Family Doctor (MD)
Family practitioners complete two or more years of additional training in family medicine and maternity care after graduating from medical school. Their focus is often on preventive care. They often continue to provide primary medical care to mother and child for the long term after birth. Family doctors, like other providers, provide routine gynecological, birth, and postpartum care. They generally refer breastfeeding support to lactation consultants, and many provide newborn care in lieu of a pediatrician. They generally refer patients at high risk for birth complications to obstetricians.
Location of Birth: Family practitioners generally deliver babies in hospitals.
Insurance: Physician care in Washington is covered by insurance.
Referrals/Emergencies: Family Practice Physicians refer high-risk patients to specialists, including OB/GYNs.
OB/GYNs graduate from medical school and then undergo several more years (a minimum of three) of specific training in obstetrics and gynecology. Because OB/GYNs focus on diagnosing and treating medical complications, they generally do not stay at the bedside throughout labor but rather consult with nurses throughout labor and are there to deliver the baby and placenta and stay for a short while after the birth.
Like other maternity care providers, OB/GYNs also give routine gynecological checkups including pap smears. They conduct prenatal exams, attend women during labor and birth and provide postpartum care for mothers.
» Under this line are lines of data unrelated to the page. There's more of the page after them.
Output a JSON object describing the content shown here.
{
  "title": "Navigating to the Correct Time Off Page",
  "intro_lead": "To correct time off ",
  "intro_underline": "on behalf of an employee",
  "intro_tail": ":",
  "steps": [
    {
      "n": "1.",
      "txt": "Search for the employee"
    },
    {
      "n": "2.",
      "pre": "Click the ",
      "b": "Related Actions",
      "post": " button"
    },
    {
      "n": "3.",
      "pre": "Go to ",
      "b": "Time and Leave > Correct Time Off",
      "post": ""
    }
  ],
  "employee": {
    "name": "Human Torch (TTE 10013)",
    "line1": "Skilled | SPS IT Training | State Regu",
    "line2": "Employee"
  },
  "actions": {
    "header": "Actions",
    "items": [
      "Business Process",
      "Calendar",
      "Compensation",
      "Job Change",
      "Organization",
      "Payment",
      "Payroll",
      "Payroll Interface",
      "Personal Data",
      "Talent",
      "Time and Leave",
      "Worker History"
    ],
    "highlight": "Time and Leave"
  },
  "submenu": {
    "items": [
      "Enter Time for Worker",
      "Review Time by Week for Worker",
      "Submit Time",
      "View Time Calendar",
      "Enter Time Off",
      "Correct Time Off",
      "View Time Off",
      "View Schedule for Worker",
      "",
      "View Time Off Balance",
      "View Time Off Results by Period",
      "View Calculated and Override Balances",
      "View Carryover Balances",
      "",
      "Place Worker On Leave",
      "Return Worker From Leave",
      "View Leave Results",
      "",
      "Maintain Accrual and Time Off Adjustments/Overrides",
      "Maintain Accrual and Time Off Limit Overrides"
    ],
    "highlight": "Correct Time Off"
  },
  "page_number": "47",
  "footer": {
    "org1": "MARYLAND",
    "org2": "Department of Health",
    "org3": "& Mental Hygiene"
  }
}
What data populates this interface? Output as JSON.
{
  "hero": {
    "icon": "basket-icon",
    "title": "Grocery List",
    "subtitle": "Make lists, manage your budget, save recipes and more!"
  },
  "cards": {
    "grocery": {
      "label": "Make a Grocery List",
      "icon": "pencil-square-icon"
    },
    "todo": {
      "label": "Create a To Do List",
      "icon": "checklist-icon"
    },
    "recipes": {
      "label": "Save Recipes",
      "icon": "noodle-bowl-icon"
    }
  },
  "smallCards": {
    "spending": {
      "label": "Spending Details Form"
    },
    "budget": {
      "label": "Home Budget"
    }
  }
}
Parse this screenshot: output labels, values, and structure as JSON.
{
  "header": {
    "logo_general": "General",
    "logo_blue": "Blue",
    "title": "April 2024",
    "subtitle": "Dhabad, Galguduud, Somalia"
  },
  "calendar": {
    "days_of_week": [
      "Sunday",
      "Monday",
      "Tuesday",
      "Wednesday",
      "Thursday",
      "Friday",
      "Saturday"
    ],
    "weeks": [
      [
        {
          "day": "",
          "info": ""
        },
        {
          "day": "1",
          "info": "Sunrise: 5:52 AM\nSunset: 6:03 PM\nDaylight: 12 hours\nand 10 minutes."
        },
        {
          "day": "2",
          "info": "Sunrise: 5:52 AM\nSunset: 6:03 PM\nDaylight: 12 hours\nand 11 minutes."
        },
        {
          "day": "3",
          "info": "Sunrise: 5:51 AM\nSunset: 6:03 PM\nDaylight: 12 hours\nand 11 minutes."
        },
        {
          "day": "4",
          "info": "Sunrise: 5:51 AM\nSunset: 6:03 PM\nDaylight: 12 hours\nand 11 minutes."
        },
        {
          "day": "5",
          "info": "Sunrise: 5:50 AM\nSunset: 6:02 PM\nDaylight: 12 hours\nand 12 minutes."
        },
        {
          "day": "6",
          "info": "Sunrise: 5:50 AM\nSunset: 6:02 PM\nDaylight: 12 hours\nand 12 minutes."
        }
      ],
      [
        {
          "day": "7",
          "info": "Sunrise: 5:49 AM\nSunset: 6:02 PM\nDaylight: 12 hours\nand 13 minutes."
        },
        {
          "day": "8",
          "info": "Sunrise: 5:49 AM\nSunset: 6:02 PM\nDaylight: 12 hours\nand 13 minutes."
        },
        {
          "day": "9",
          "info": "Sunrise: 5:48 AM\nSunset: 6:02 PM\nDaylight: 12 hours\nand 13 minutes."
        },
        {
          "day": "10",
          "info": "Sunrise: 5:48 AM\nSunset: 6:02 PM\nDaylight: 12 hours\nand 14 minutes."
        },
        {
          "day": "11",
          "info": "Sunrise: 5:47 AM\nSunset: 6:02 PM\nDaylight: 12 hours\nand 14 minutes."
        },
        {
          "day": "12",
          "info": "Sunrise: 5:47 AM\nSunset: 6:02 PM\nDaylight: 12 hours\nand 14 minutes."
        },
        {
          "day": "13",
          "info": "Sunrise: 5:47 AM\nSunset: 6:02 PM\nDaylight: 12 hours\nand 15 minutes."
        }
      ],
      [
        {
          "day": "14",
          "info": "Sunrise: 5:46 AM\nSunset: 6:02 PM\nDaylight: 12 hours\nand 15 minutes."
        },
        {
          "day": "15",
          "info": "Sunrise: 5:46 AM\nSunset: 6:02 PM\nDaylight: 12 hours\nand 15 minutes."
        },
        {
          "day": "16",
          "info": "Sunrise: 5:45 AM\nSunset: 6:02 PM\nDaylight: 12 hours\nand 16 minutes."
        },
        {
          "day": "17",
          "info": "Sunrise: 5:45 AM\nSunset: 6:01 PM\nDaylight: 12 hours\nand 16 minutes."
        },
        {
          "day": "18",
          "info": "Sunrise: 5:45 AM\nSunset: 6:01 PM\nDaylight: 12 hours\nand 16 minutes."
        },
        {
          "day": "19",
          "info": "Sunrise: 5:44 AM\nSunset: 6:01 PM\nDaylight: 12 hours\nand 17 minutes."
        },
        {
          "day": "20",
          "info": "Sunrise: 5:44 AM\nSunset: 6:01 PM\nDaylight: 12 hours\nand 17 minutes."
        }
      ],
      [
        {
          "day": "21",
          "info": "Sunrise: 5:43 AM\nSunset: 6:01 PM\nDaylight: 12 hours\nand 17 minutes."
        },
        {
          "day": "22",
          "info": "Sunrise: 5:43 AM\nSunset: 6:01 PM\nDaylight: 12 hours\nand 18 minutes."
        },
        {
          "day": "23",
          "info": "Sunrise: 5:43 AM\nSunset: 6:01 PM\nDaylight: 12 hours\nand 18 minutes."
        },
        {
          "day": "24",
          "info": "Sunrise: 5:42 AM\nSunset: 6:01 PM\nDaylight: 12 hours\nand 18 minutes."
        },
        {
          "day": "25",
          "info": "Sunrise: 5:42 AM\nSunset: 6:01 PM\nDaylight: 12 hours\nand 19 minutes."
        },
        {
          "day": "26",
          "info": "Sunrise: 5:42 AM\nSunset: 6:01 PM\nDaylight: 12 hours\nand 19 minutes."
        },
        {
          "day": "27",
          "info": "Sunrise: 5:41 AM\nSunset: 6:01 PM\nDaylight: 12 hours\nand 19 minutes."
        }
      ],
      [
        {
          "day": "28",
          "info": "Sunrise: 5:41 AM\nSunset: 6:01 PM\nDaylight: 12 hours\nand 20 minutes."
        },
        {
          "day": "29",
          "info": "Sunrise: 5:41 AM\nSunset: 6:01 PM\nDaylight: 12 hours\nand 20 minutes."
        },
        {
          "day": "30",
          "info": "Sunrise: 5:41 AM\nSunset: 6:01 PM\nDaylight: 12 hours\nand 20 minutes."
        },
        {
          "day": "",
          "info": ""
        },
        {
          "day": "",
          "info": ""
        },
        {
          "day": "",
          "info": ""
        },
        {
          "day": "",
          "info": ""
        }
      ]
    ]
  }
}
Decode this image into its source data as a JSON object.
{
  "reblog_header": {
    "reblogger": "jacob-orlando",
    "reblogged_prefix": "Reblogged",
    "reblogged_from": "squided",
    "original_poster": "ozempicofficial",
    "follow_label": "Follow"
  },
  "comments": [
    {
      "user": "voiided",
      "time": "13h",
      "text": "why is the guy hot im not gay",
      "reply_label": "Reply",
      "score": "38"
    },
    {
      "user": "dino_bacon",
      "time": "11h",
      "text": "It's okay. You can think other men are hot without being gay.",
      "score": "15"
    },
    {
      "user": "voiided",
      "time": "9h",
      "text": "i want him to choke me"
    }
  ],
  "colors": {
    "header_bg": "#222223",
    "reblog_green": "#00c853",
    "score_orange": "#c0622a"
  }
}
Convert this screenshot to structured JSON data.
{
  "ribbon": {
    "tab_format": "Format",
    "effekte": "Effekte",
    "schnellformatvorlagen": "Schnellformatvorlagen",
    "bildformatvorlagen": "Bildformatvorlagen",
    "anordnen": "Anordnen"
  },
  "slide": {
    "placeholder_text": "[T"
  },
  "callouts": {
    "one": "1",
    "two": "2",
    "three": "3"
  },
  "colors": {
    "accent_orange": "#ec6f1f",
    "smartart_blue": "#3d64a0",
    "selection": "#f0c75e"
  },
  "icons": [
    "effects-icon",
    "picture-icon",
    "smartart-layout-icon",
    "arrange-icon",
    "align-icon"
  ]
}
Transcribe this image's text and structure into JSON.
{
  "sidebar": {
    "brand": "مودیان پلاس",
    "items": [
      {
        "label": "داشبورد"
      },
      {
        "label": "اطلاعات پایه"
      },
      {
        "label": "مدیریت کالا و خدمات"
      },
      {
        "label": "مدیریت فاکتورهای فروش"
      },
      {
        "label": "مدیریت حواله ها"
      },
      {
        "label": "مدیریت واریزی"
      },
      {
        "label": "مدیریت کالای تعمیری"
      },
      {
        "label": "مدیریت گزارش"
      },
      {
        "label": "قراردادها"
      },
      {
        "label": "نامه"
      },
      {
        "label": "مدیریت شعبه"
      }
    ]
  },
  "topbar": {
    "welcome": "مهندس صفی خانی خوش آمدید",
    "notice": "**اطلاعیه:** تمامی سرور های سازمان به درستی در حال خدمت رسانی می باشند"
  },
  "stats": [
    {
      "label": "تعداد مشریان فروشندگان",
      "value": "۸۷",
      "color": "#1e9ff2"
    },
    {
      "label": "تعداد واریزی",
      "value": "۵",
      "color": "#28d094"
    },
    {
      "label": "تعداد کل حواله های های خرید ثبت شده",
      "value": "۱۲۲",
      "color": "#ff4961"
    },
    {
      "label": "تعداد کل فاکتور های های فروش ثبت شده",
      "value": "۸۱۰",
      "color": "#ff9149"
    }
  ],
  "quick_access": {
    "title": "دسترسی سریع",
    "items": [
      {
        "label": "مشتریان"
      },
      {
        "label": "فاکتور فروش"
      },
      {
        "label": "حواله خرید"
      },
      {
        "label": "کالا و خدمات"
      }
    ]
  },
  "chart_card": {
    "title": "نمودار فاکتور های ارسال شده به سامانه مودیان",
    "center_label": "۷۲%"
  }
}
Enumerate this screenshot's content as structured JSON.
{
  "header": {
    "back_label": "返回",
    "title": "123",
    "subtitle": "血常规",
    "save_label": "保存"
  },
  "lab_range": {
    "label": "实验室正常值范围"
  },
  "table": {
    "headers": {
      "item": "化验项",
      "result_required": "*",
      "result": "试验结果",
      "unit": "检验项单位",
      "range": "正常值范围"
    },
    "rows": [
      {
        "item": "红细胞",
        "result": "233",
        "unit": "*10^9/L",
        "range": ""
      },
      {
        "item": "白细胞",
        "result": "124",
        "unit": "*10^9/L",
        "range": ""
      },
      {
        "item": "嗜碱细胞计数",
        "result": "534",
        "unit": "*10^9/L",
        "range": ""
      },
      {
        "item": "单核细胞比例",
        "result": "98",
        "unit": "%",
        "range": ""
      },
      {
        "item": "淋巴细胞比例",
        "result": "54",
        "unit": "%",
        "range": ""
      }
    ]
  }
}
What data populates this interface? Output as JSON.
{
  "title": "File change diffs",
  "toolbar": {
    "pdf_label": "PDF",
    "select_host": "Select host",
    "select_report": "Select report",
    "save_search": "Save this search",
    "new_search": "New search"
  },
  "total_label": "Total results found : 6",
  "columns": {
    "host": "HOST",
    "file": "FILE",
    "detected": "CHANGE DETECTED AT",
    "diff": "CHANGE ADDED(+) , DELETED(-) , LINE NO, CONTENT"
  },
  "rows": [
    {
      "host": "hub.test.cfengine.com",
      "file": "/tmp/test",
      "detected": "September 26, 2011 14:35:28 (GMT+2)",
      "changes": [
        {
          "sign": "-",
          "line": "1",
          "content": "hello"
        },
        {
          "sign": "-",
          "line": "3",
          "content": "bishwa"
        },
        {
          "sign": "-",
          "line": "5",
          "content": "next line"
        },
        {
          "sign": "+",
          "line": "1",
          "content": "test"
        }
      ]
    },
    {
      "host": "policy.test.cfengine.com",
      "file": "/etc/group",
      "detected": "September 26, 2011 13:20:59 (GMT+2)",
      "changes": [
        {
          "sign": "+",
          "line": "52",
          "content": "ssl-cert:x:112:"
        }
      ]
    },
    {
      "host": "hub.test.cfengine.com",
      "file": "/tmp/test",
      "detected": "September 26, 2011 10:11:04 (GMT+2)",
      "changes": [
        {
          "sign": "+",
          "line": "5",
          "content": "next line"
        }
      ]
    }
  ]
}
They generally do not provide breastfeeding support and newborn care, and refer new moms to lactation consultants and pediatricians.
Location of Birth: OB/GYNs attend birth in hospitals.
Insurance: OB/GYN care in Washington is covered by most insurance, including Medicaid.
Referrals, Emergencies: OB/GYNs refer patients to OB/GYN colleagues or other medical specialists.
Cheryl Murfin, former executive director of the Seattle Midwifery School, is a doula who also has extensive experience working with OB/GYNs and family practitioners.